» **Aim of the exercise**: Reply only with how many lines below contain "Wireless".

BEGIN Supplied material

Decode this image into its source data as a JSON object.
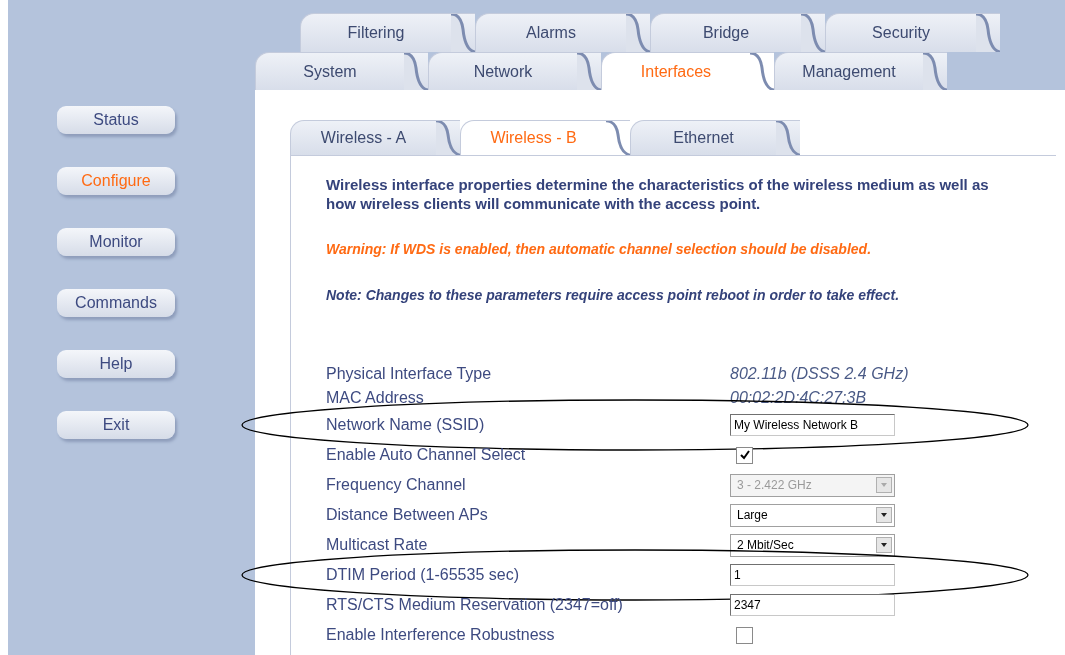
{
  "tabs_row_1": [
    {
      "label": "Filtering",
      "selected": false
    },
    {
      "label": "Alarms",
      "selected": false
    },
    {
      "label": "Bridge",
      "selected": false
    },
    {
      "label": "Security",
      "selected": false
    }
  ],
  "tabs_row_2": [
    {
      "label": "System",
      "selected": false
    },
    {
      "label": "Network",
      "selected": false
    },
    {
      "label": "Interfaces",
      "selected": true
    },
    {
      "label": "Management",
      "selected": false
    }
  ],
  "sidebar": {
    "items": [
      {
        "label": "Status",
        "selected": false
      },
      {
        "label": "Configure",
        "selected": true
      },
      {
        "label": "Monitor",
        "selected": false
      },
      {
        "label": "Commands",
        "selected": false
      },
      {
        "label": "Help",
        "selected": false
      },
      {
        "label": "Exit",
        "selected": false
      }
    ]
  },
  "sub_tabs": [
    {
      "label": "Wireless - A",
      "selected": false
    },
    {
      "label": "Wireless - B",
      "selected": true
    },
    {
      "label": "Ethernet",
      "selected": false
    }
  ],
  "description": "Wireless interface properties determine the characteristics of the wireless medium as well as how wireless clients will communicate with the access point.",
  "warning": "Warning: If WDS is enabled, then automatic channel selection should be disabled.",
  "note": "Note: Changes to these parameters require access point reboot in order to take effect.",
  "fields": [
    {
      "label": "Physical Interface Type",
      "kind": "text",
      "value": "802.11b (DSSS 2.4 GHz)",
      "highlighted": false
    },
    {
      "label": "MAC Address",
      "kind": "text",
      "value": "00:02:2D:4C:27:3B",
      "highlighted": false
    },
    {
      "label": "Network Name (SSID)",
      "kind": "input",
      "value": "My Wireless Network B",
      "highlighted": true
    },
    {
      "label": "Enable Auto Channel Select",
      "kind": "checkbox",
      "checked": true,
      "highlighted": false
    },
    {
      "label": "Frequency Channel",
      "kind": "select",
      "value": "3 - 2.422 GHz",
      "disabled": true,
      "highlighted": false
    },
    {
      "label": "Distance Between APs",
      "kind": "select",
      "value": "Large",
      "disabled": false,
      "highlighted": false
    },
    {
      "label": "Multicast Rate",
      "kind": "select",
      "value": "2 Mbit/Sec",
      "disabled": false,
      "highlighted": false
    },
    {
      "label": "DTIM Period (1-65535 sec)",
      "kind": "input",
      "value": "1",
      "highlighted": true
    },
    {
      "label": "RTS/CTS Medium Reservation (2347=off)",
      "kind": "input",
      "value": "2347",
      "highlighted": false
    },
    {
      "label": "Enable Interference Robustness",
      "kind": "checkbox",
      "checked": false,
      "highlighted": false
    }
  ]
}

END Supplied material

» **Solution to this exercise**: 4